We also fluctuate the distribution of demand at the end customer, ({ mathcal {N}} ( mu _0, sigma _0) ). As an example, we define the following simple stochastic process with moderate variability. we corrected ( sigma _0 = 0.1 ). When updated, the average of the distribution, ( mu _0 ), has been redrawn from a uniform distribution between 1/2 and 2, that is, ( mu _ {0, mathrm {new}} sim U (1/2, 2) ).

We have considered two types of distribution update intervals, (L_ text {{int}} ). The first is a constant update interval, with which the demand distribution is updated every (L_ text {{int}} (= Const.) ) no time.

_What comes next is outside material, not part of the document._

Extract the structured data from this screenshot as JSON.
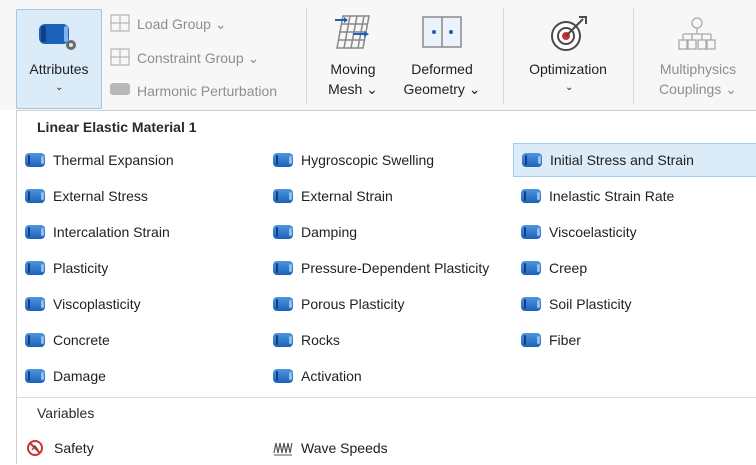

In this study, we examined (L _ { rm integer} = 50 ) and 100. The second type of interval is a random update interval, which is redrawn from the uniform distribution, (U (L_ text {{min}}, L_ text {{max}}) ), whenever the demand distribution is updated. Here we pose (L_ text {{min}} = 50 ) and (L_ text {{max}} = 100 ). These two update intervals were used to show that our results were not influenced by the discrete or stochastic properties of demand.

### Retraining programs for forecasting demand at levels

As the demand model changes, the rung forecast models are also updated (i.e. recycled). Each level *I* refers to the past (L_ text {{train}} ) orders he has received, ( {O_ {i-1} (T-1), ldots, O_ {i-1} (T-L_ text {{train}}) } ). When the model is updated, ( mu _i ) and ( sigma_i ) were replaced by the mean and corrected standard deviation calculated from the sample, respectively. The optimal value of (L_ text {{train}} ) depends on the environment and is generally unknown.

We consider the following four types of diagrams defining when and how to perform recycling at each level.

#### Regular update

We simultaneously update the models of all levels each (L_ text {{train}} ) stages, that is to say at (t = nL_ text {{train}} ) ((n = 1,2, ldots) ).

#### Independent update

At each step of time, each step *I* checks if the sample mean calculated from the most recent past data, ( {O_ {i-1} (T-1), ldots, O_ {i-1} (T-L_ text {{train}}) } ), is in the interval ([mu _i – 1.96sigma _i / sqrt{L_text{{train}}}, mu _i + 1.96sigma _i/ sqrt{L_text{{train}}}]), and if not, it updates the forecast model. If the current model correctly predicts demand, 95% of the sample mean falls within this range. Note that this diagram gives 5% false positives at each time step. This criterion is examined independently at each level.

#### Shared forecasting model

Only step 1 updates the model according to the same rule as in the independent update scheme. If the forecast model is updated, it is copied at all levels. In this way, the Tier 1 forecasting model, which has the most accurate information on demand, is shared with other companies.

### Initial settings and conditions

We performed simulations for (N = 5 ) rungs, variant (L_ text {train} ). The safety factor has been set at (c = 1.96 ). As initial conditions, we set ( mu _0 = mu _1 = cdots = mu _N = 1.0 ), ( sigma _0 = sigma _1 = cdots = sigma _N = 0.1 ), and (I_1 = cdots = I_N = 1.196 ).

### Constant policy

To assess the effectiveness of recycling programs, we have prepared a basic model, called a constant policy. In this policy, the prediction of each step is based on the Gaussian distribution, ({ mathcal {N}} ({ bar { mu}}, sigma) ), which does not change over time. Here, ({ bar { mu}} = 1.25 ) is a fixed parameter representing the long-term average of the demands ( ( mu _0 sim U (1 / 2,2) )), and we looked at different values â€‹â€‹of ( sigma ) ranging from 0 to 1.2 in separate executions. This policy assumes an ideal situation in which each level knows the value of ({ bar { mu}} ).